The Court of Appeal has rejected a series of appeals brought by a developer over the future of the former college at Bramshill.
In City & Country Bramshill Ltd v SSHCLG  EWCA Civ 320 Senior President of Tribunals Sir Keith Lindblom, with whom Lord Justice Arnold and Lord Justice Phillips agreed, ruled against City & Country Bramshill in a case it brought against the Secretary of State for Housing, Communities and Local Government.
The case in part concerned the meaning in the National Planning Policy Framework (NPPF) of “isolated homes in the countryside” and assessment of harm and benefit to heritage assets. (Please see separate blog regarding heritage assets).
The appellant argued that as the proposal was for a cluster of dwellings forming a settlement on previously developed land within the curtilage of an existing permanent structure, it would not be classified as isolated. The judgement in this instance builds upon the judgement reached in the Braintree case, confirming that the measure for whether a site is isolated is its proximity to a settlement, not other dwellings.
Whilst Bramshill Park had buildings that were used for residential purposes in the past, this does not in and of itself make it a settlement and thus the site was deemed to be isolated, in accordance with paragraph 79 of the Framework.
Lord Justice Lindholm confirmed that to have ‘remoteness’ be related to other dwellings rather than to settlements would seem inconsistent with the intention of the policy in paragraph 79.
The decision states: “It would mean, presumably, that the policy would not apply to a development of housing in the countryside – large or small – on land next to an individual dwelling remote from the nearest settlement, because although the new homes might be "isolated" from the settlement, they would not be "isolated" from existing development.
It would prevent the policy from applying to the development of additional dwellings, one or two at a time, on sites next to other sporadic rural housing, again on the basis that they would not then be "isolated". It might even prevent the policy from applying to a proposal for two or more dwellings on a single, undeveloped site in the countryside, because none of them would itself be "isolated" from another dwelling, and the development as a whole would therefore not be "isolated".
If this were so, only the development of a single dwelling, on its own, separate from any other dwelling already built or proposed nearby, would engage the policy. This would be hard to reconcile with the Government's aim, as policy-maker, to "promote sustainable development in rural areas".
Mark Campbell – Head of Planning at Evans Jones Ltd commented:
“It is hoped that this decision will provide greater clarity over how exactly an isolated dwelling should be identified, in the context of making applications under Paragraph 79 of the Framework. There are still elements of planning judgement that need to be considered, mainly what qualifies as a settlement and whether development is isolated from it, but this judgement means that such issues are less likely to be subject to judicial intervention”.

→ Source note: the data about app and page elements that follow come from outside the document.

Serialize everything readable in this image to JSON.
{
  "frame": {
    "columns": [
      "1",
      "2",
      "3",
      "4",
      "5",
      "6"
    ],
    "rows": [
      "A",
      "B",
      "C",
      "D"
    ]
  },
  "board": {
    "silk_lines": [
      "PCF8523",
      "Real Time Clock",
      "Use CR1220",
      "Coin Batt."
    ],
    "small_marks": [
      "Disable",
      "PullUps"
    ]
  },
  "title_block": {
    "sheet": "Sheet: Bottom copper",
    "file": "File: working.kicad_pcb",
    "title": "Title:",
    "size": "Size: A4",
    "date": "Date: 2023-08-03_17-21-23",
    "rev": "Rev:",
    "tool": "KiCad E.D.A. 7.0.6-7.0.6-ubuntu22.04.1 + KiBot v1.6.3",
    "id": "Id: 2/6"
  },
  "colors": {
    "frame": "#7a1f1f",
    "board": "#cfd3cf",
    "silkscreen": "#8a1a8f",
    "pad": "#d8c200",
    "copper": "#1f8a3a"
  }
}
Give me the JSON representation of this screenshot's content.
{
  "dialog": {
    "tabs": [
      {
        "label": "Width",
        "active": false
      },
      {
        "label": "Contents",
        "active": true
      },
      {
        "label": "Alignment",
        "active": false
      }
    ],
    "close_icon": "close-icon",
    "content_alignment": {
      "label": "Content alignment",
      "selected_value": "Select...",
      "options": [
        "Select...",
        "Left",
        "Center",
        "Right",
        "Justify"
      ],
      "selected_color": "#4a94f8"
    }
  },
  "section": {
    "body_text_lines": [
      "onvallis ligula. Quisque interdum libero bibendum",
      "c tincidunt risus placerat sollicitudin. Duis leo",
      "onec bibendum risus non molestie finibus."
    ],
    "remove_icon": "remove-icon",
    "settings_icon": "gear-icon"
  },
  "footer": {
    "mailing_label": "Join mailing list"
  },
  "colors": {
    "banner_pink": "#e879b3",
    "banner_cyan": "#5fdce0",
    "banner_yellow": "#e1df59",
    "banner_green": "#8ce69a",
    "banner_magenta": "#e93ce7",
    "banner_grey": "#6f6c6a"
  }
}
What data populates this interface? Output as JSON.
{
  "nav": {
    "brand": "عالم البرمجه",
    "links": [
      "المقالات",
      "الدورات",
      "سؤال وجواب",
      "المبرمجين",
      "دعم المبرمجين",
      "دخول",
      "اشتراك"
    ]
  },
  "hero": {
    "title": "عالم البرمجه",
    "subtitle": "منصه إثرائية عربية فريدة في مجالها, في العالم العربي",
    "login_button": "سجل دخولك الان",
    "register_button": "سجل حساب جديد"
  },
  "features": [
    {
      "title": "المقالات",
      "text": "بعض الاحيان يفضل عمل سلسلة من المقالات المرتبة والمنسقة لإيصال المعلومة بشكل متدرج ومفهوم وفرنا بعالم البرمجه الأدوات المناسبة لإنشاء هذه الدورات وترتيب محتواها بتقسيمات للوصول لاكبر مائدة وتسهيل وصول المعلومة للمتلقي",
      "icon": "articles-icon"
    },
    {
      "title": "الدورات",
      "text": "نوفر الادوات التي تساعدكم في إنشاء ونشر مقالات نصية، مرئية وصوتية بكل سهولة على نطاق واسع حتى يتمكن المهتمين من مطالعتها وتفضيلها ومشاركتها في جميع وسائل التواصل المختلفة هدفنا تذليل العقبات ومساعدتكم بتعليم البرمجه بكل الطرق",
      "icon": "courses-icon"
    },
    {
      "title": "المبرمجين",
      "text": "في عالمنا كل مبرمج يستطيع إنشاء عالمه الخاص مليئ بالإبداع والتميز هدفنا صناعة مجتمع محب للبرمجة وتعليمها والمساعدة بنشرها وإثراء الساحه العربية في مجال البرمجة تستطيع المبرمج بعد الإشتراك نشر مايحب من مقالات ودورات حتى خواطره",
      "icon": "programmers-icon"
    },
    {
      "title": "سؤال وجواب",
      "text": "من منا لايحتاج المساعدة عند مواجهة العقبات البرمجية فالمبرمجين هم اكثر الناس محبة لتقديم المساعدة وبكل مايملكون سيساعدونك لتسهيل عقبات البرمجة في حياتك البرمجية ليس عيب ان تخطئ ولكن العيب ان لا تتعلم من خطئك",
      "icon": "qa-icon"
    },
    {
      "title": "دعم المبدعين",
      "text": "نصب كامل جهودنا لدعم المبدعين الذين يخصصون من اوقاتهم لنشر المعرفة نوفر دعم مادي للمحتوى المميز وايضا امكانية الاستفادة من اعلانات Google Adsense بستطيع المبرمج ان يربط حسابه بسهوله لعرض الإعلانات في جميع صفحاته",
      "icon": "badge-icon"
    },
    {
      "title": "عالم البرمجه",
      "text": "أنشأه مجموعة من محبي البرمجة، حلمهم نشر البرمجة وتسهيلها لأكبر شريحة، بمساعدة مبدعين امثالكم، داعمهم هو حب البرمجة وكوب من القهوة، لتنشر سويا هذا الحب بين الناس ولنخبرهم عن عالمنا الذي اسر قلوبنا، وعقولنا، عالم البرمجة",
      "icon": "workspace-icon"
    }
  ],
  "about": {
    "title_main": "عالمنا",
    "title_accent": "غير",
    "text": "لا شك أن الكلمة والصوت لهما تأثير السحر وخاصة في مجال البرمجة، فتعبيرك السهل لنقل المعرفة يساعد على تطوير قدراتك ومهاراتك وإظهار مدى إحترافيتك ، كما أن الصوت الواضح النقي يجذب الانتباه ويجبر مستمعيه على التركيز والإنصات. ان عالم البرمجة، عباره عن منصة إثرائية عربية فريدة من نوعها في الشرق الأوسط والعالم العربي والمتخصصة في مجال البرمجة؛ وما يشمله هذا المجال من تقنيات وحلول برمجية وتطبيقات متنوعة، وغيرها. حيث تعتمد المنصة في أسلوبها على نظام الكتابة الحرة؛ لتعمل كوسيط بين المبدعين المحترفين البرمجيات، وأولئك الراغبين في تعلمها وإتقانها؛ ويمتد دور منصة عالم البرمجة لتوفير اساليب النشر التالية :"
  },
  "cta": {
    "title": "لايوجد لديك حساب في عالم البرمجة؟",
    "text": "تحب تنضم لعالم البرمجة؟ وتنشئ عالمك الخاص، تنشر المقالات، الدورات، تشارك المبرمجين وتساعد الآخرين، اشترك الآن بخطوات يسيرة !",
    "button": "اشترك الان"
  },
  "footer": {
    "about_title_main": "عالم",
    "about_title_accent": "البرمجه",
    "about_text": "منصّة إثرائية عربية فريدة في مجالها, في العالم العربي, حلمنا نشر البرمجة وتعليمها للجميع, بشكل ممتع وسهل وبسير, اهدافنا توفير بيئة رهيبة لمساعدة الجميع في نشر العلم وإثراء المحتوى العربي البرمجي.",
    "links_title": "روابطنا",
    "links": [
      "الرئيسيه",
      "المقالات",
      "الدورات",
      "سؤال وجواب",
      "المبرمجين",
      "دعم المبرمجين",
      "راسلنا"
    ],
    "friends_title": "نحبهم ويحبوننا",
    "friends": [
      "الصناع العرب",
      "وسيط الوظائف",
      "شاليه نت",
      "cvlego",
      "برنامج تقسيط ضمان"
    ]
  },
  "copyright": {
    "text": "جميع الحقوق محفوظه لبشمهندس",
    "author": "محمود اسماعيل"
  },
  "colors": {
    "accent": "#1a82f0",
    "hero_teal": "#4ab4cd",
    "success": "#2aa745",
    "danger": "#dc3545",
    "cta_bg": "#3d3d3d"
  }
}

Mark Campbell is Principal Planner at Evans Jones. If you would like any further information on the above article or other planning matters, contact Mark on 0800 0014090 or email email@example.com.